══ INFORMATION PROVIDED
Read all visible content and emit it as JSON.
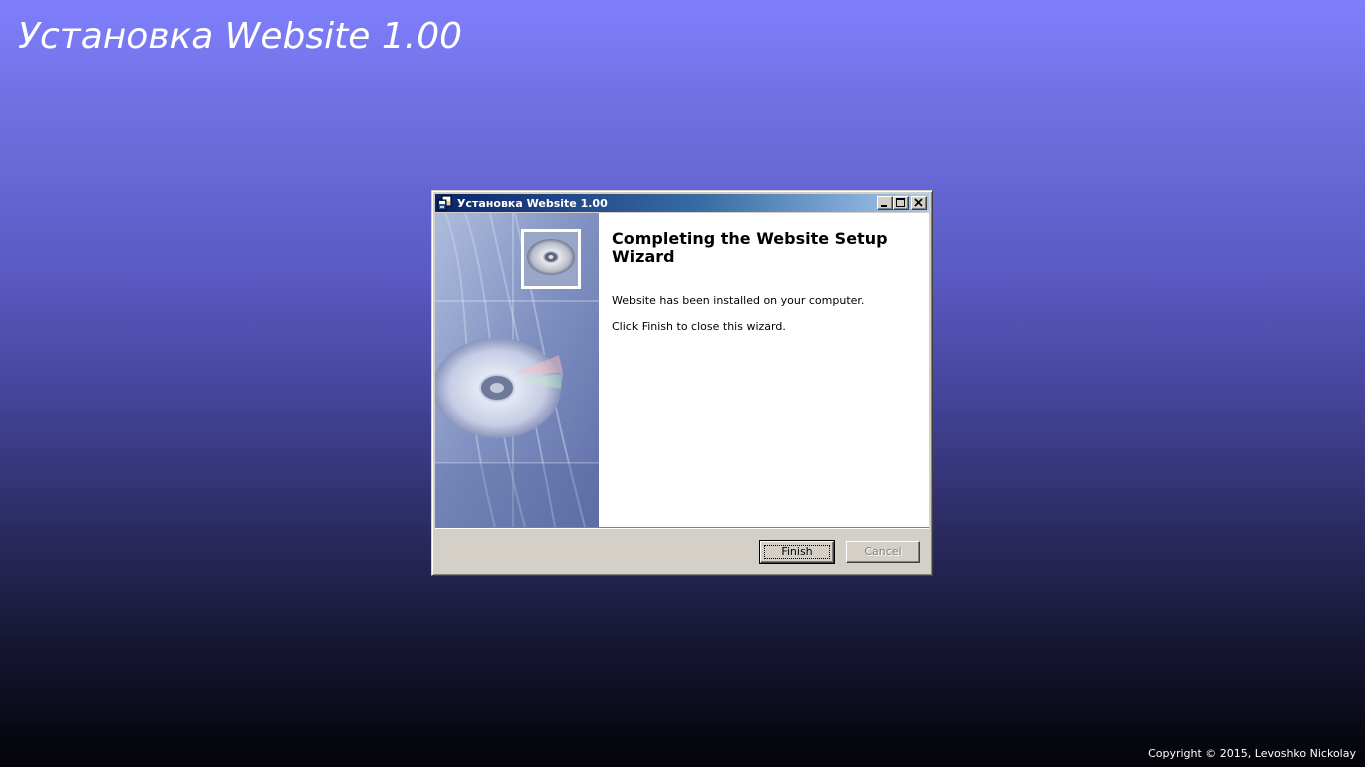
{
  "desktop": {
    "title": "Установка Website 1.00",
    "copyright": "Copyright © 2015, Levoshko Nickolay"
  },
  "window": {
    "title": "Установка Website 1.00",
    "icon": "installer-icon",
    "controls": {
      "minimize": "minimize-icon",
      "maximize": "maximize-icon",
      "close": "close-icon"
    }
  },
  "wizard": {
    "heading": "Completing the Website Setup Wizard",
    "line1": "Website has been installed on your computer.",
    "line2": "Click Finish to close this wizard.",
    "finish_label": "Finish",
    "cancel_label": "Cancel",
    "cancel_enabled": false
  },
  "colors": {
    "titlebar_start": "#0a246a",
    "titlebar_end": "#a6caf0",
    "desktop_top": "#7f7ffd",
    "desktop_bottom": "#030308",
    "dialog_face": "#d4d0c8"
  }
}
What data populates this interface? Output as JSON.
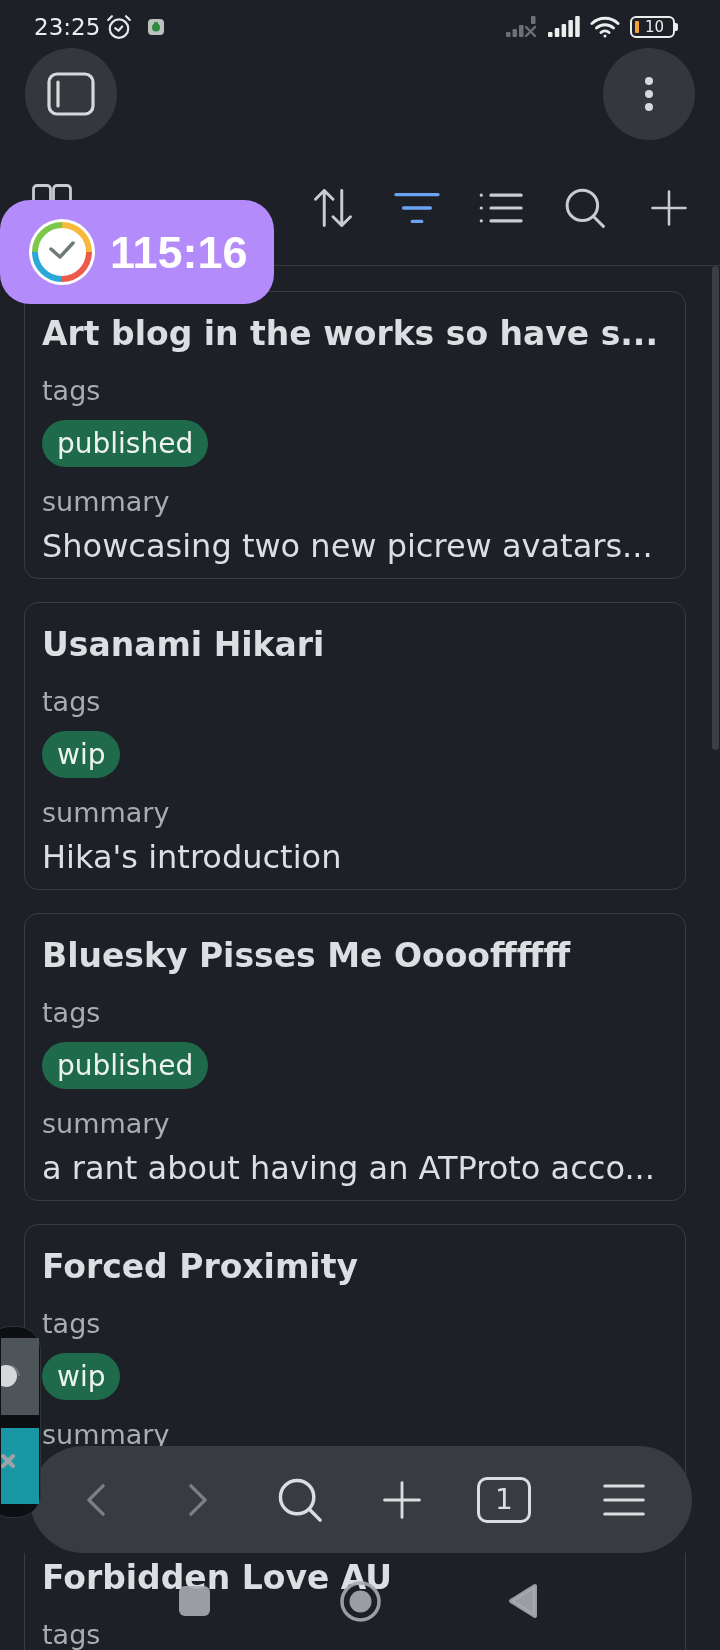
{
  "status_bar": {
    "time": "23:25",
    "battery": "10"
  },
  "toolbar": {
    "tools": [
      {
        "kind": "view",
        "active": false
      },
      {
        "kind": "sort",
        "active": false
      },
      {
        "kind": "filter",
        "active": true
      },
      {
        "kind": "list",
        "active": false
      },
      {
        "kind": "search",
        "active": false
      },
      {
        "kind": "add",
        "active": false
      }
    ]
  },
  "timer": {
    "time": "115:16"
  },
  "cards": [
    {
      "title": "Art blog in the works so have s...",
      "tags_label": "tags",
      "tags": [
        "published"
      ],
      "summary_label": "summary",
      "summary": "Showcasing two new picrew avatars..."
    },
    {
      "title": "Usanami Hikari",
      "tags_label": "tags",
      "tags": [
        "wip"
      ],
      "summary_label": "summary",
      "summary": "Hika's introduction"
    },
    {
      "title": "Bluesky Pisses Me Ooooffffff",
      "tags_label": "tags",
      "tags": [
        "published"
      ],
      "summary_label": "summary",
      "summary": "a rant about having an ATProto acco..."
    },
    {
      "title": "Forced Proximity",
      "tags_label": "tags",
      "tags": [
        "wip"
      ],
      "summary_label": "summary"
    },
    {
      "title": "Forbidden Love AU",
      "tags_label": "tags"
    }
  ],
  "browser_bar": {
    "buttons": [
      {
        "kind": "back",
        "disabled": true
      },
      {
        "kind": "forward",
        "disabled": true
      },
      {
        "kind": "search",
        "disabled": false
      },
      {
        "kind": "new_tab",
        "disabled": false
      },
      {
        "kind": "tabs",
        "disabled": false,
        "count": "1"
      },
      {
        "kind": "menu",
        "disabled": false
      }
    ]
  }
}
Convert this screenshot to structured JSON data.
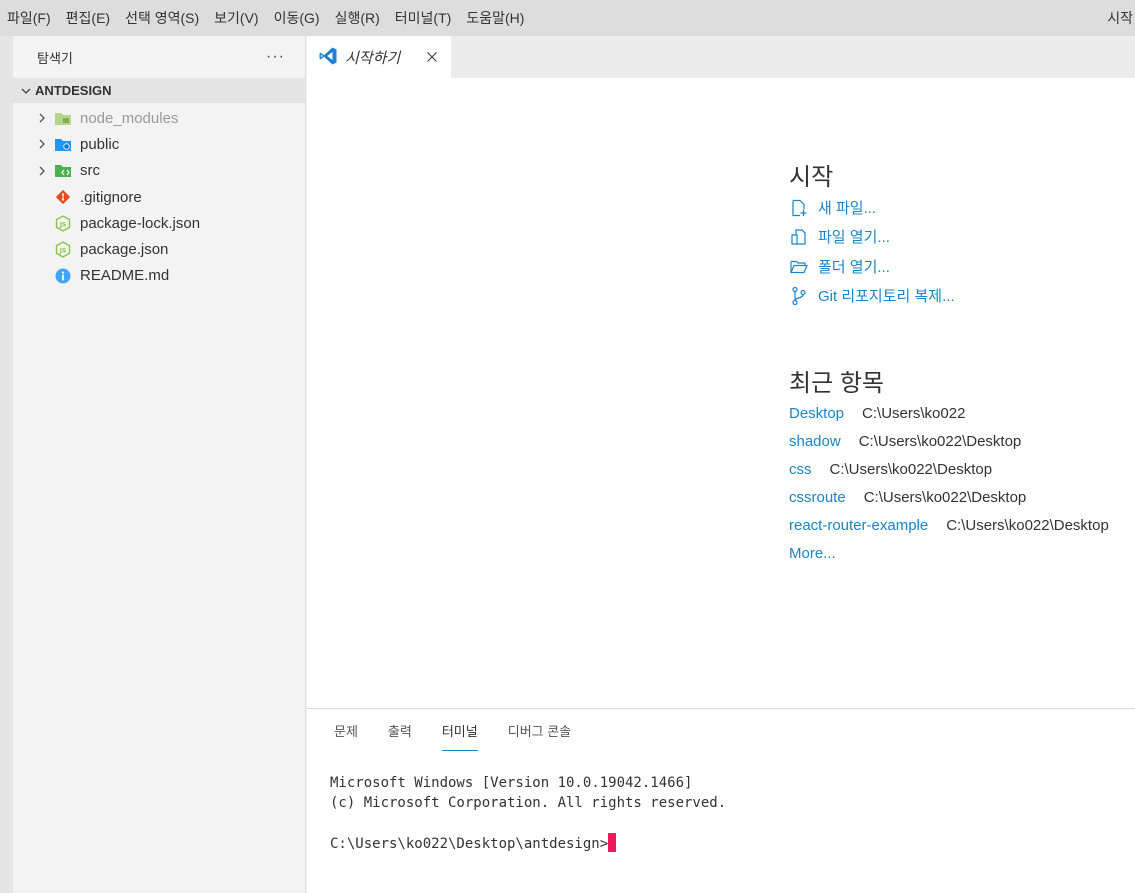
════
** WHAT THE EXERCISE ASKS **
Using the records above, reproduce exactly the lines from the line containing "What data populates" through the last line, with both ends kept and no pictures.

** YOUR RESPONSE **
What data populates this interface? Output as JSON.
{
  "status_bar": {
    "time": "23:25",
    "battery": "10"
  },
  "toolbar": {
    "tools": [
      {
        "kind": "view",
        "active": false
      },
      {
        "kind": "sort",
        "active": false
      },
      {
        "kind": "filter",
        "active": true
      },
      {
        "kind": "list",
        "active": false
      },
      {
        "kind": "search",
        "active": false
      },
      {
        "kind": "add",
        "active": false
      }
    ]
  },
  "timer": {
    "time": "115:16"
  },
  "cards": [
    {
      "title": "Art blog in the works so have s...",
      "tags_label": "tags",
      "tags": [
        "published"
      ],
      "summary_label": "summary",
      "summary": "Showcasing two new picrew avatars..."
    },
    {
      "title": "Usanami Hikari",
      "tags_label": "tags",
      "tags": [
        "wip"
      ],
      "summary_label": "summary",
      "summary": "Hika's introduction"
    },
    {
      "title": "Bluesky Pisses Me Ooooffffff",
      "tags_label": "tags",
      "tags": [
        "published"
      ],
      "summary_label": "summary",
      "summary": "a rant about having an ATProto acco..."
    },
    {
      "title": "Forced Proximity",
      "tags_label": "tags",
      "tags": [
        "wip"
      ],
      "summary_label": "summary"
    },
    {
      "title": "Forbidden Love AU",
      "tags_label": "tags"
    }
  ],
  "browser_bar": {
    "buttons": [
      {
        "kind": "back",
        "disabled": true
      },
      {
        "kind": "forward",
        "disabled": true
      },
      {
        "kind": "search",
        "disabled": false
      },
      {
        "kind": "new_tab",
        "disabled": false
      },
      {
        "kind": "tabs",
        "disabled": false,
        "count": "1"
      },
      {
        "kind": "menu",
        "disabled": false
      }
    ]
  }
}
Convert this screenshot to structured JSON data.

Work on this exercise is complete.